- Set expectations early on. — It is necessary to explain to the class early on that this learning is more of a journey that meeting end points. Students who are more familiar with more goal directed learning often get frustrated when they realise that their codes are not working or they made simple errors and spent time in trouble shooting rather than “learning” some points covered in the class. It is essential to emphasise that time spent in trouble shooting is as much part of the journey of learning as the learning of content itself. It is the journey that matters.
- Putting files in the cloud, VPN, and cloud computing may work well. — In the software/data carpentry approach, they do not prefer that students or instructors work from VPN or cloud and that everyone brings their own devices. Working in the classroom, I found that for that to happen, I cannot set any expectations. The students may not understand how to manage their technological devices. Therefore, using the university provided VPNs would not be a bad idea. That standardises the devices and tools we would use, and take out issues around version conflicts and incompatibility of devices and tools that beset some students. There would still be issues around which browser people use to access the code machines (such as Internet explorer 6, believe me, there are still some that use those), but by and large, that would help to solve some problems around incompatibility. Plus the files are persistent.

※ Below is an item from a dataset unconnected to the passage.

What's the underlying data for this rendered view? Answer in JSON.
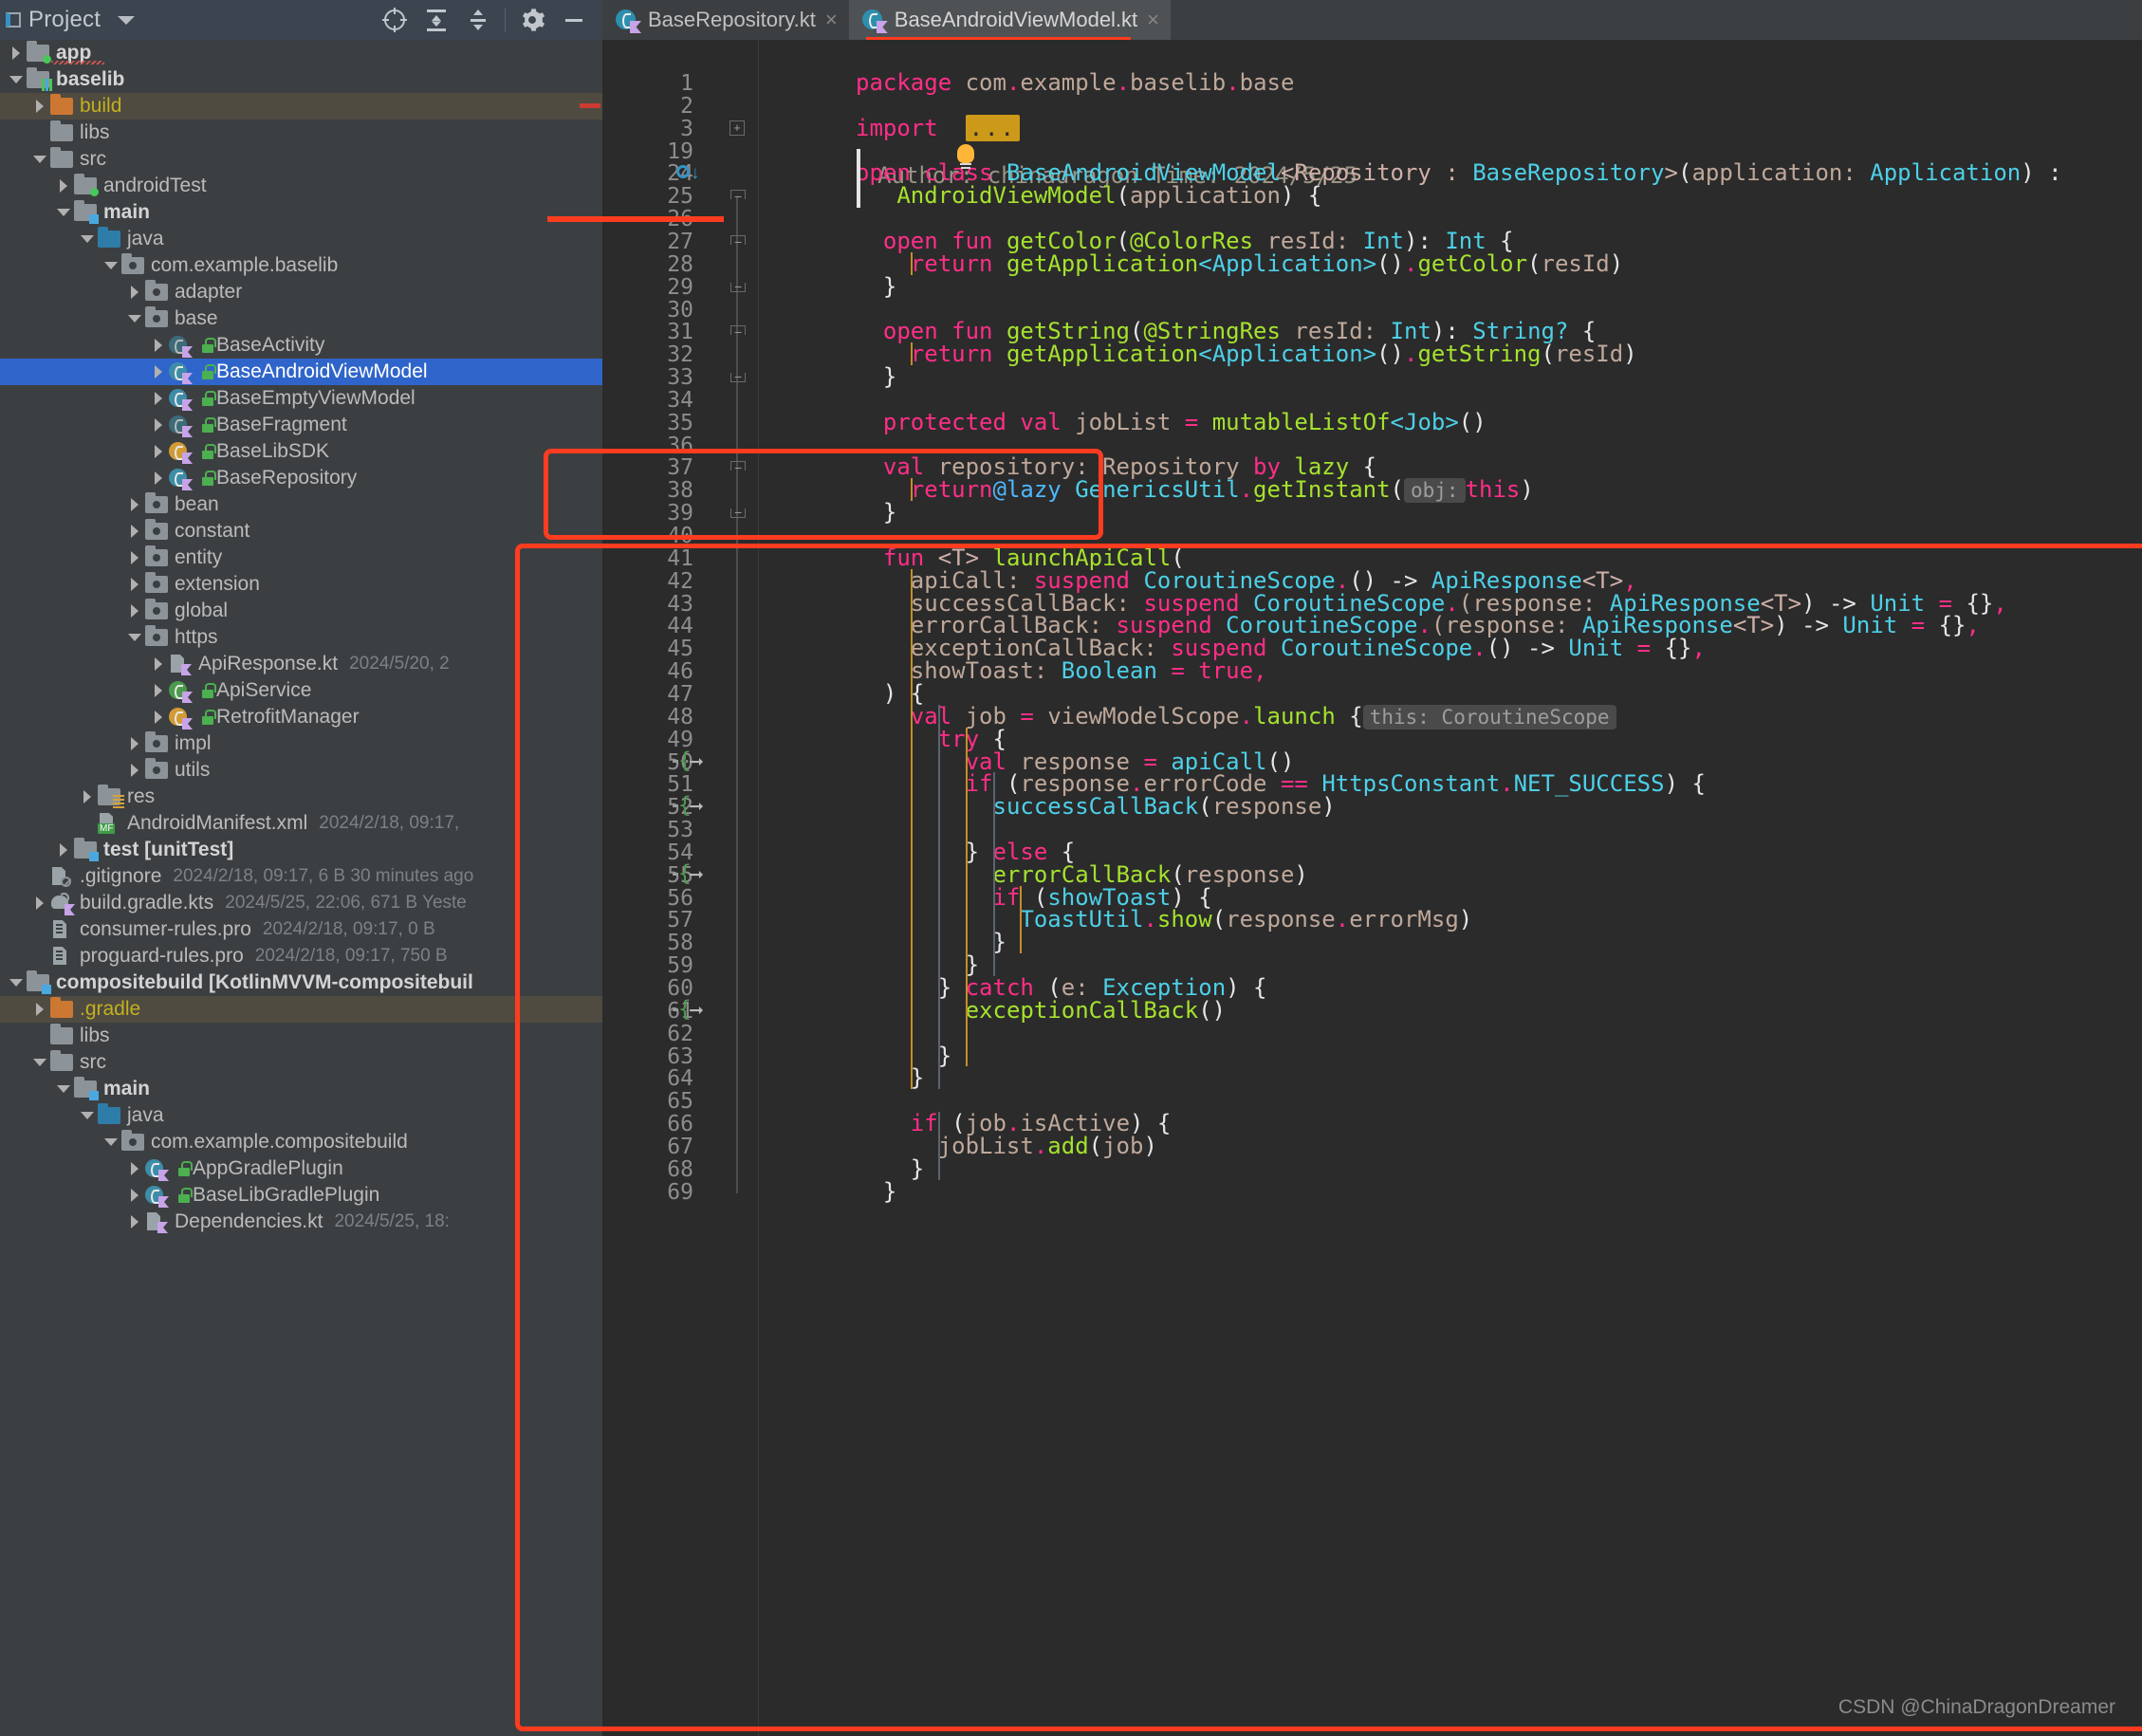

- Gradeless/flipped grading is well-accepted by the students. — I found that students loved the gradeless grading scheme and found that this freed themselves from the fear of grades down the course. In turn, this helped them to focus on the topics taught in the class and on the nitty gritty of the work rather than fret about what grade they would be after. After the first grading exercise when they were unsure how they would grade themselves, it seemed to me that the students knew what grades they would be after and tailor their work towards achieving that. It also improved their timely submission as they know that this is about detailed feedbacks rather than a grading exercise.
- Students tend to grade themselves lower than what I’d have graded them. — I was surprised to find that most students would grade themselves lower (at least a notch or two) that what I’d have graded them going by my comments on their work.